EL PASO, Texas (Border Report) – The number of Mexicans displaced by violence – particularly narco-violence – increased nearly five-fold in 2021, a human rights organization reported.
A total of 36,682 people fled their towns last year citing suffering or witnessing acts of violence against themselves, relatives, or members of their community, according to the Mexican Commission for Defense and Promotion of Human Rights, which tracks the numbers since 2014. The group reported 7,486 cases of internal displacement in 2020.
Most of the displaced are from the states of Guerrero and Michoacan – where the Jalisco New Generation Cartel is involved in a bloody war against several local criminal organizations – the mostly rural states of Oaxaca and Chiapas and even northern states like Sinaloa, Chihuahua and Tamaulipas.
In Chihuahua, the displacement of 20 or more people has been reported in the southern part of the state in towns like Guadalupe y Calvo, the commission reported. In Michoacan, at least 20 residents left 10 municipalities in 2021 due to the violence.

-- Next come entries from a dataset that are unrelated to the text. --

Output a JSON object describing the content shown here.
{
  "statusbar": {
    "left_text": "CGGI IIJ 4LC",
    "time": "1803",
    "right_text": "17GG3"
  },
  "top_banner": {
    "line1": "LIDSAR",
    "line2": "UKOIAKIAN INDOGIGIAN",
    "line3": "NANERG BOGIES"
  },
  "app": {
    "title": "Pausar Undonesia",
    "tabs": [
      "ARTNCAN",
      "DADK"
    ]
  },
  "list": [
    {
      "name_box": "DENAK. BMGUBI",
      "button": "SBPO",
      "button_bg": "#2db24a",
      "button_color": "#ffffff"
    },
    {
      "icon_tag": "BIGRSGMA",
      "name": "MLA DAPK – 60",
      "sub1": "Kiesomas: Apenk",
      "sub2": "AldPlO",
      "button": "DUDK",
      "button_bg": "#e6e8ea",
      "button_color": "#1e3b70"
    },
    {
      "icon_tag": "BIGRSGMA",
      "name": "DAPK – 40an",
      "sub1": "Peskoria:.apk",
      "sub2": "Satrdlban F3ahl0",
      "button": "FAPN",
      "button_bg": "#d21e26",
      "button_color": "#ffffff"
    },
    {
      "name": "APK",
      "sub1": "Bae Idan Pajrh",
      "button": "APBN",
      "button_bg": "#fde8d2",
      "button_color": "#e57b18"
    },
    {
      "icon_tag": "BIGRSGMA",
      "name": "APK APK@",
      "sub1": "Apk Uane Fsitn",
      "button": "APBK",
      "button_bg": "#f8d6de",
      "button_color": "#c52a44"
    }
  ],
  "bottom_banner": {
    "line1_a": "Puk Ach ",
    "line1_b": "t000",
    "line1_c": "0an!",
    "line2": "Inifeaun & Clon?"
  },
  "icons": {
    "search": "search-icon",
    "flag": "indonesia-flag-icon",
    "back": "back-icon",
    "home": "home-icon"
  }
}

The commission first noticed the spike during the first three months of 2021, when some 7,433 people left their communities compared to 4,500 in the first trimester of 2020. The displacement reached a peak in July and August, when 5,182 and 10,439 people left their communities.

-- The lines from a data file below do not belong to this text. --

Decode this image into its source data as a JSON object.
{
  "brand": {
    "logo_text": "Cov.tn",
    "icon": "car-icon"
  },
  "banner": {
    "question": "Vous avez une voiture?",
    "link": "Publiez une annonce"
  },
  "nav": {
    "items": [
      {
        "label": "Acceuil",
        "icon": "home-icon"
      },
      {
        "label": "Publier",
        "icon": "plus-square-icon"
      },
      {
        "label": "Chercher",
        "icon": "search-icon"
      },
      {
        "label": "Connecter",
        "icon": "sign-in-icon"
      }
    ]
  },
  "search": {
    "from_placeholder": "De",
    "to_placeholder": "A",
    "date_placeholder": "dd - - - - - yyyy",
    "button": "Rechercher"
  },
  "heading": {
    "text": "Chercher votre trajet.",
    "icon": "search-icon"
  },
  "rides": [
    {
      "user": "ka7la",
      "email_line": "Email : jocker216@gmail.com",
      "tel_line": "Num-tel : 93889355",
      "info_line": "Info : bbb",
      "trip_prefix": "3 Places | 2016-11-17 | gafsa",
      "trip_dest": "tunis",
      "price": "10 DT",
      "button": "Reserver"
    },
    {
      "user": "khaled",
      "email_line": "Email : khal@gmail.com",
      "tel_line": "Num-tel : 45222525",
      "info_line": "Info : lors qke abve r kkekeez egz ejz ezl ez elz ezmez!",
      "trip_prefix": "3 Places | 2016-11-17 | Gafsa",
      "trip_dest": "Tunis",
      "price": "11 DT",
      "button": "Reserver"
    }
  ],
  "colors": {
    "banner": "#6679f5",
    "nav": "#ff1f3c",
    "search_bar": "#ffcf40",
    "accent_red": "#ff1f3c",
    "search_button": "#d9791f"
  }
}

At least some of the displaced are making their way to the U.S.-Mexico border. In Juarez, local officials have noticed an increase in the arrival of Mexicans from Michoacan, Guerrero and Zacatecas coming to find work or cross into the United States.

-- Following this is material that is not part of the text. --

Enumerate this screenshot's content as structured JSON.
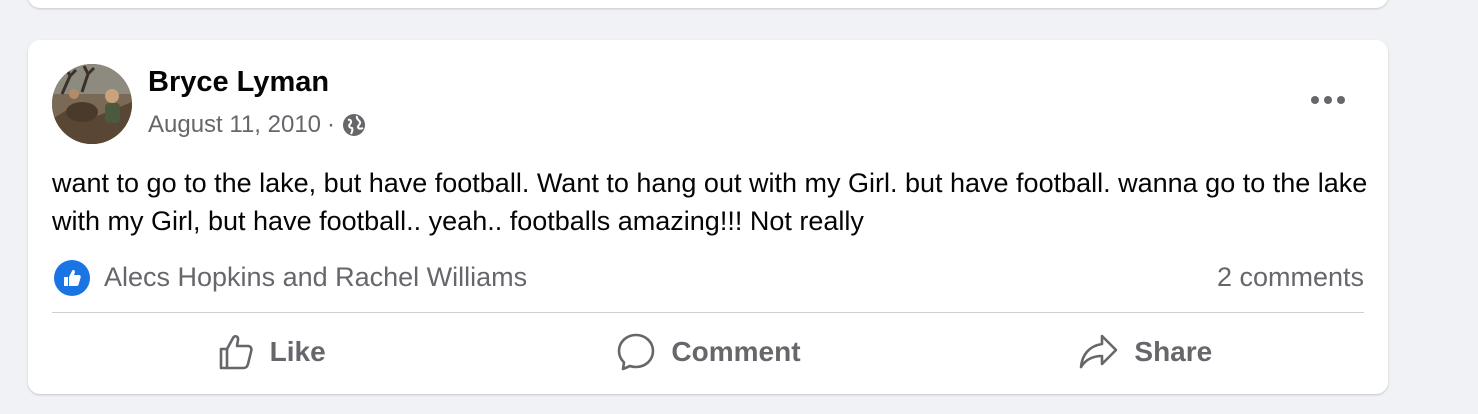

Some of them may be confused about the border being open to all asylum-seekers, given the Biden administration’s recent re-start of the Migrant Protection Protocols program.
“It’s very important to clarify that MPP does not apply to Mexican nationals. Mexicans cannot be returned to Mexico to await their court cases in the United States,” said Enrique Valenzuela, head of the Chihuahua Population Council. “Also, we want people to know that Title 42 is still in effect. The (expulsion) of people (from the United States) for health reasons continues to be applied. The (COVID-19) pandemic is not over.”
Displaced Mexicans have been arriving en masse to Juarez since fall 2019, when hundreds camped on sidewalks near the Paso del Norte and Bridge of the Americas U.S. ports of entry.